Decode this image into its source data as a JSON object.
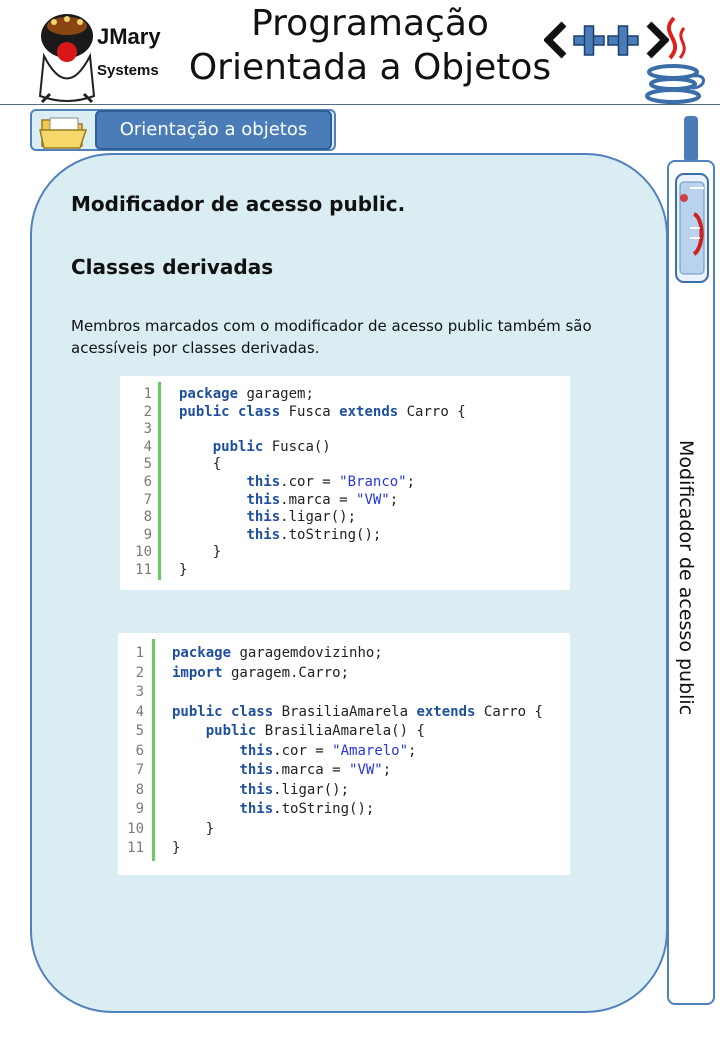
{
  "header": {
    "logo_name": "JMary",
    "logo_sub": "Systems",
    "title_line1": "Programação",
    "title_line2": "Orientada a Objetos",
    "cpp_logo": "<++>"
  },
  "tab": {
    "label": "Orientação a objetos"
  },
  "content": {
    "heading1": "Modificador de acesso public.",
    "heading2": "Classes derivadas",
    "paragraph": "Membros marcados com o modificador de acesso public também são acessíveis por classes derivadas."
  },
  "sidebar": {
    "vertical_title": "Modificador de acesso public"
  },
  "code_blocks": [
    {
      "lines": [
        [
          [
            "kw",
            "package"
          ],
          [
            "tx",
            " garagem;"
          ]
        ],
        [
          [
            "kw",
            "public class"
          ],
          [
            "tx",
            " Fusca "
          ],
          [
            "kw",
            "extends"
          ],
          [
            "tx",
            " Carro {"
          ]
        ],
        [],
        [
          [
            "tx",
            "    "
          ],
          [
            "kw",
            "public"
          ],
          [
            "tx",
            " Fusca()"
          ]
        ],
        [
          [
            "tx",
            "    {"
          ]
        ],
        [
          [
            "tx",
            "        "
          ],
          [
            "kw",
            "this"
          ],
          [
            "tx",
            ".cor = "
          ],
          [
            "str",
            "\"Branco\""
          ],
          [
            "tx",
            ";"
          ]
        ],
        [
          [
            "tx",
            "        "
          ],
          [
            "kw",
            "this"
          ],
          [
            "tx",
            ".marca = "
          ],
          [
            "str",
            "\"VW\""
          ],
          [
            "tx",
            ";"
          ]
        ],
        [
          [
            "tx",
            "        "
          ],
          [
            "kw",
            "this"
          ],
          [
            "tx",
            ".ligar();"
          ]
        ],
        [
          [
            "tx",
            "        "
          ],
          [
            "kw",
            "this"
          ],
          [
            "tx",
            ".toString();"
          ]
        ],
        [
          [
            "tx",
            "    }"
          ]
        ],
        [
          [
            "tx",
            "}"
          ]
        ]
      ]
    },
    {
      "lines": [
        [
          [
            "kw",
            "package"
          ],
          [
            "tx",
            " garagemdovizinho;"
          ]
        ],
        [
          [
            "kw",
            "import"
          ],
          [
            "tx",
            " garagem.Carro;"
          ]
        ],
        [],
        [
          [
            "kw",
            "public class"
          ],
          [
            "tx",
            " BrasiliaAmarela "
          ],
          [
            "kw",
            "extends"
          ],
          [
            "tx",
            " Carro {"
          ]
        ],
        [
          [
            "tx",
            "    "
          ],
          [
            "kw",
            "public"
          ],
          [
            "tx",
            " BrasiliaAmarela() {"
          ]
        ],
        [
          [
            "tx",
            "        "
          ],
          [
            "kw",
            "this"
          ],
          [
            "tx",
            ".cor = "
          ],
          [
            "str",
            "\"Amarelo\""
          ],
          [
            "tx",
            ";"
          ]
        ],
        [
          [
            "tx",
            "        "
          ],
          [
            "kw",
            "this"
          ],
          [
            "tx",
            ".marca = "
          ],
          [
            "str",
            "\"VW\""
          ],
          [
            "tx",
            ";"
          ]
        ],
        [
          [
            "tx",
            "        "
          ],
          [
            "kw",
            "this"
          ],
          [
            "tx",
            ".ligar();"
          ]
        ],
        [
          [
            "tx",
            "        "
          ],
          [
            "kw",
            "this"
          ],
          [
            "tx",
            ".toString();"
          ]
        ],
        [
          [
            "tx",
            "    }"
          ]
        ],
        [
          [
            "tx",
            "}"
          ]
        ]
      ]
    }
  ],
  "colors": {
    "accent": "#4f81bd",
    "panel_bg": "#daedf3",
    "keyword": "#1f4f9f",
    "string": "#2a37d8",
    "gutter": "#66cc66"
  }
}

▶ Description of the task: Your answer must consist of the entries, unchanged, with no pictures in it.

▶ Completed task:
Decode this image into its source data as a JSON object.
{
  "header": {
    "logo_name": "JMary",
    "logo_sub": "Systems",
    "title_line1": "Programação",
    "title_line2": "Orientada a Objetos",
    "cpp_logo": "<++>"
  },
  "tab": {
    "label": "Orientação a objetos"
  },
  "content": {
    "heading1": "Modificador de acesso public.",
    "heading2": "Classes derivadas",
    "paragraph": "Membros marcados com o modificador de acesso public também são acessíveis por classes derivadas."
  },
  "sidebar": {
    "vertical_title": "Modificador de acesso public"
  },
  "code_blocks": [
    {
      "lines": [
        [
          [
            "kw",
            "package"
          ],
          [
            "tx",
            " garagem;"
          ]
        ],
        [
          [
            "kw",
            "public class"
          ],
          [
            "tx",
            " Fusca "
          ],
          [
            "kw",
            "extends"
          ],
          [
            "tx",
            " Carro {"
          ]
        ],
        [],
        [
          [
            "tx",
            "    "
          ],
          [
            "kw",
            "public"
          ],
          [
            "tx",
            " Fusca()"
          ]
        ],
        [
          [
            "tx",
            "    {"
          ]
        ],
        [
          [
            "tx",
            "        "
          ],
          [
            "kw",
            "this"
          ],
          [
            "tx",
            ".cor = "
          ],
          [
            "str",
            "\"Branco\""
          ],
          [
            "tx",
            ";"
          ]
        ],
        [
          [
            "tx",
            "        "
          ],
          [
            "kw",
            "this"
          ],
          [
            "tx",
            ".marca = "
          ],
          [
            "str",
            "\"VW\""
          ],
          [
            "tx",
            ";"
          ]
        ],
        [
          [
            "tx",
            "        "
          ],
          [
            "kw",
            "this"
          ],
          [
            "tx",
            ".ligar();"
          ]
        ],
        [
          [
            "tx",
            "        "
          ],
          [
            "kw",
            "this"
          ],
          [
            "tx",
            ".toString();"
          ]
        ],
        [
          [
            "tx",
            "    }"
          ]
        ],
        [
          [
            "tx",
            "}"
          ]
        ]
      ]
    },
    {
      "lines": [
        [
          [
            "kw",
            "package"
          ],
          [
            "tx",
            " garagemdovizinho;"
          ]
        ],
        [
          [
            "kw",
            "import"
          ],
          [
            "tx",
            " garagem.Carro;"
          ]
        ],
        [],
        [
          [
            "kw",
            "public class"
          ],
          [
            "tx",
            " BrasiliaAmarela "
          ],
          [
            "kw",
            "extends"
          ],
          [
            "tx",
            " Carro {"
          ]
        ],
        [
          [
            "tx",
            "    "
          ],
          [
            "kw",
            "public"
          ],
          [
            "tx",
            " BrasiliaAmarela() {"
          ]
        ],
        [
          [
            "tx",
            "        "
          ],
          [
            "kw",
            "this"
          ],
          [
            "tx",
            ".cor = "
          ],
          [
            "str",
            "\"Amarelo\""
          ],
          [
            "tx",
            ";"
          ]
        ],
        [
          [
            "tx",
            "        "
          ],
          [
            "kw",
            "this"
          ],
          [
            "tx",
            ".marca = "
          ],
          [
            "str",
            "\"VW\""
          ],
          [
            "tx",
            ";"
          ]
        ],
        [
          [
            "tx",
            "        "
          ],
          [
            "kw",
            "this"
          ],
          [
            "tx",
            ".ligar();"
          ]
        ],
        [
          [
            "tx",
            "        "
          ],
          [
            "kw",
            "this"
          ],
          [
            "tx",
            ".toString();"
          ]
        ],
        [
          [
            "tx",
            "    }"
          ]
        ],
        [
          [
            "tx",
            "}"
          ]
        ]
      ]
    }
  ],
  "colors": {
    "accent": "#4f81bd",
    "panel_bg": "#daedf3",
    "keyword": "#1f4f9f",
    "string": "#2a37d8",
    "gutter": "#66cc66"
  }
}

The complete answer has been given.